→ **REQUIRED WORK**:
How many lines in the material below contain the word "Severity"? Answer with the number alone.
· · ·
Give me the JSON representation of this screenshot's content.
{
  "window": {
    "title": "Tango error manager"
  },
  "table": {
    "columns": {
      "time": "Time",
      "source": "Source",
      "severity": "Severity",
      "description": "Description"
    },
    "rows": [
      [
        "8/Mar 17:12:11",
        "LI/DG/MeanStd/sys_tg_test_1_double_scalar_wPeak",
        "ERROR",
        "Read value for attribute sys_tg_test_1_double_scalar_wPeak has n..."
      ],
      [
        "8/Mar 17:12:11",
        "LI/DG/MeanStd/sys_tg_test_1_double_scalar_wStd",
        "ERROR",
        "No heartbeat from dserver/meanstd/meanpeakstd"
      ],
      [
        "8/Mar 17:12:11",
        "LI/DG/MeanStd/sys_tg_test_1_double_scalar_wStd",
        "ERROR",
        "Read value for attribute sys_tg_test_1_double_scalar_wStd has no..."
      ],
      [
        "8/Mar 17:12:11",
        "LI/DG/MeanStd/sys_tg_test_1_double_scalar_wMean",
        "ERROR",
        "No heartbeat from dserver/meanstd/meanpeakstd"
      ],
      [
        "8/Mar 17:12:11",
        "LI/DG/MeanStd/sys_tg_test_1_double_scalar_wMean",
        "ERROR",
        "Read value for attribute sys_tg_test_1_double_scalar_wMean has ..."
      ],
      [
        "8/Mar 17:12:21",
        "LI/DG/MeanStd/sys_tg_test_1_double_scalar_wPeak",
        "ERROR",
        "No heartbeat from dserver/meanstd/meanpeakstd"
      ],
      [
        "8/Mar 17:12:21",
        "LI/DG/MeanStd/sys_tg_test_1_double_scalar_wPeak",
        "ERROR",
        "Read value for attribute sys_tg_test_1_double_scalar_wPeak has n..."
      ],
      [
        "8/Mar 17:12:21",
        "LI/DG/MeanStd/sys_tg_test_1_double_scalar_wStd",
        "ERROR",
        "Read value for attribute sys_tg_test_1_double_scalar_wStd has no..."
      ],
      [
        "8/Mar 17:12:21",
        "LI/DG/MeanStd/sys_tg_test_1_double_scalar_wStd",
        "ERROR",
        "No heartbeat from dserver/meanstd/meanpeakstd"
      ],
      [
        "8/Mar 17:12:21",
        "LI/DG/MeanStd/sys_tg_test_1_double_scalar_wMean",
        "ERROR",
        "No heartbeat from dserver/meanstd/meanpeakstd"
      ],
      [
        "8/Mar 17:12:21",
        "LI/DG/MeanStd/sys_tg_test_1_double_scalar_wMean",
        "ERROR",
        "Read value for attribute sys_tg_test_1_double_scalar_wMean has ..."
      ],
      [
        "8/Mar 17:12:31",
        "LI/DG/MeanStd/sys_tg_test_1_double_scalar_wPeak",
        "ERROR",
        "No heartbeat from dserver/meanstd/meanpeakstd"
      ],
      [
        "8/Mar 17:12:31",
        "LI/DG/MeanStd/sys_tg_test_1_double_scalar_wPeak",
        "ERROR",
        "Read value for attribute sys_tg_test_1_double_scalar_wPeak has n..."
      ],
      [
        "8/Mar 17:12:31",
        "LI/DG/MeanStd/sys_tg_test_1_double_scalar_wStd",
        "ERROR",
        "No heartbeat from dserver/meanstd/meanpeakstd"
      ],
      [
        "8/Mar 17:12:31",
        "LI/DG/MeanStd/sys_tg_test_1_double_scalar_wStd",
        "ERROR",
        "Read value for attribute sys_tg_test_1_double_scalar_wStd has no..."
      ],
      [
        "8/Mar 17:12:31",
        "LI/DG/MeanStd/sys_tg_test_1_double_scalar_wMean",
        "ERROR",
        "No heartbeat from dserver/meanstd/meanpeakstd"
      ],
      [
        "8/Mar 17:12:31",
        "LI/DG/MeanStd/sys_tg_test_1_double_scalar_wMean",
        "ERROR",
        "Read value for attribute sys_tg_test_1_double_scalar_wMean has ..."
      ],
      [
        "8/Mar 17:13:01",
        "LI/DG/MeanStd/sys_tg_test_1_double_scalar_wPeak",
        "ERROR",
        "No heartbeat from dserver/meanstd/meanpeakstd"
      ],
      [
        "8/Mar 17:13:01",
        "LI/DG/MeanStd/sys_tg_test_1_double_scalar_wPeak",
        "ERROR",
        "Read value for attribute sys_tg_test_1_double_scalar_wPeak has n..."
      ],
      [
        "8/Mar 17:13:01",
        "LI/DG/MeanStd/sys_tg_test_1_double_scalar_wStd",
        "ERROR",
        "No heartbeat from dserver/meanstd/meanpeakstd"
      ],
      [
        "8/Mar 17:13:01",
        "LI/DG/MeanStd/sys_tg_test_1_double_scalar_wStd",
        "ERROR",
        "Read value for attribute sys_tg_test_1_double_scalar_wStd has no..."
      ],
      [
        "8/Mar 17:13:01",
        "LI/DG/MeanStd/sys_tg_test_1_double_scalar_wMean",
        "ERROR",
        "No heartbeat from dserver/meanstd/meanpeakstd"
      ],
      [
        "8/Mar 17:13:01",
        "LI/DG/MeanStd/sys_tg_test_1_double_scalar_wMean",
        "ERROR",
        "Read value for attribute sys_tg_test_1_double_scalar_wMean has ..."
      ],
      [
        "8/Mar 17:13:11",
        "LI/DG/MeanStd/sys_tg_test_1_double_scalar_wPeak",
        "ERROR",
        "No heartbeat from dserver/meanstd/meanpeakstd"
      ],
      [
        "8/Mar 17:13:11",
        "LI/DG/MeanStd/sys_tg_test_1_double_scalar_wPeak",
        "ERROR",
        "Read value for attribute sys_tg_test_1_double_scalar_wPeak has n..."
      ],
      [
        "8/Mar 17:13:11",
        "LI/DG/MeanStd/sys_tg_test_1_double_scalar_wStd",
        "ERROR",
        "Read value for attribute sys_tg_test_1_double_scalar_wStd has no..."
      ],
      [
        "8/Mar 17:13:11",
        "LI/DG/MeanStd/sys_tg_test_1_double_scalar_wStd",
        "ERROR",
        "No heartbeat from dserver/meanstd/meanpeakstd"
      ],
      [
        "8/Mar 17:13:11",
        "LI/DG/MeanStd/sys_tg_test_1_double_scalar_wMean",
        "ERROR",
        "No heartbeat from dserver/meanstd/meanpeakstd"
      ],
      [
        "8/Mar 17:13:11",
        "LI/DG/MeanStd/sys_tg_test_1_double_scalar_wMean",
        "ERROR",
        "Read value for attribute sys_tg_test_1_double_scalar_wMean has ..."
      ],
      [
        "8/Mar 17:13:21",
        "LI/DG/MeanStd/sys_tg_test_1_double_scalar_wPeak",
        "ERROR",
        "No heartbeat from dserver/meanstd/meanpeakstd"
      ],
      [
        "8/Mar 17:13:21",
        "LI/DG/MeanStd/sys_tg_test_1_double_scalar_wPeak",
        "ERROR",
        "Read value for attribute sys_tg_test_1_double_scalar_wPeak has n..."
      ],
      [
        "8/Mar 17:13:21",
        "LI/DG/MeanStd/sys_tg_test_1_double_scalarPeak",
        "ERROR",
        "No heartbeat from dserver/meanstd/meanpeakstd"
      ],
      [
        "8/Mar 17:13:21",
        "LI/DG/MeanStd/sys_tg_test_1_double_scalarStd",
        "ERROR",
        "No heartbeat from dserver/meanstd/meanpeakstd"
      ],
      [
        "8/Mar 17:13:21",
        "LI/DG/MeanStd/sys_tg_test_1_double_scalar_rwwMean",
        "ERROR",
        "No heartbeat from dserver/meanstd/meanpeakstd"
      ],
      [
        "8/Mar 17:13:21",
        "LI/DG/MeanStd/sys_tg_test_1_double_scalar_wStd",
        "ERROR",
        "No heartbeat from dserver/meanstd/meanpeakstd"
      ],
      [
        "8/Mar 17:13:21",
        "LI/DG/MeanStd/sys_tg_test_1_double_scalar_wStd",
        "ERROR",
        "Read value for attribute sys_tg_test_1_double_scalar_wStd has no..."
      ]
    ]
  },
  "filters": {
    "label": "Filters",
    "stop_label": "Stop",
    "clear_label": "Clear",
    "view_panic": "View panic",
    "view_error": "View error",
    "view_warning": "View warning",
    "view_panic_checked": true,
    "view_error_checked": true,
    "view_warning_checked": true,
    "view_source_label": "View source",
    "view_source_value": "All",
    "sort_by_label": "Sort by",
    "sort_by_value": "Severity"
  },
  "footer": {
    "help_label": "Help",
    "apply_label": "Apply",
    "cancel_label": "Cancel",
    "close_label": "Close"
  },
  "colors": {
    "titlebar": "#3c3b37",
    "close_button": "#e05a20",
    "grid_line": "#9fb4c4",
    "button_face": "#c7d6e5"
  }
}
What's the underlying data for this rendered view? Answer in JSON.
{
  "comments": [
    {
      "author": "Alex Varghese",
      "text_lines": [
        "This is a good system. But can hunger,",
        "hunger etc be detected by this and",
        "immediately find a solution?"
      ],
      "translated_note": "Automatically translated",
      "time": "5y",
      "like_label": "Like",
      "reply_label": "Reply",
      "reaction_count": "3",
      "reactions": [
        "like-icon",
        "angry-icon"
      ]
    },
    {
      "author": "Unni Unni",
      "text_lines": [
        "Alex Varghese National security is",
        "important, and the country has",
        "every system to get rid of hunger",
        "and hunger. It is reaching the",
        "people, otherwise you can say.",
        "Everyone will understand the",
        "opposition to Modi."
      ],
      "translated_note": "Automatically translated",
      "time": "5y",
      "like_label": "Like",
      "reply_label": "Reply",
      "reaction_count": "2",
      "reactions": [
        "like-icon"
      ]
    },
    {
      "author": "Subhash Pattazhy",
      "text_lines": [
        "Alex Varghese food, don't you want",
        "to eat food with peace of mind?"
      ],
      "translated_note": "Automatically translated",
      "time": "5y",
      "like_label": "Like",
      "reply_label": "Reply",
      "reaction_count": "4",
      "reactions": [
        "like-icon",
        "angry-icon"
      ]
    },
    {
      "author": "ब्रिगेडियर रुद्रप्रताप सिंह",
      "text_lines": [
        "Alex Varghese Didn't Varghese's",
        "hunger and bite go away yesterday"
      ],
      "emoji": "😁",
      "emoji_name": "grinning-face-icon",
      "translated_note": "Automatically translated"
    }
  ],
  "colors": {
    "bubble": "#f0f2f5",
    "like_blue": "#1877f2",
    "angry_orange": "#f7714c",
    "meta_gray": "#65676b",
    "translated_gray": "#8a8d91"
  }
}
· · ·
→ **ANSWER BOX**:
2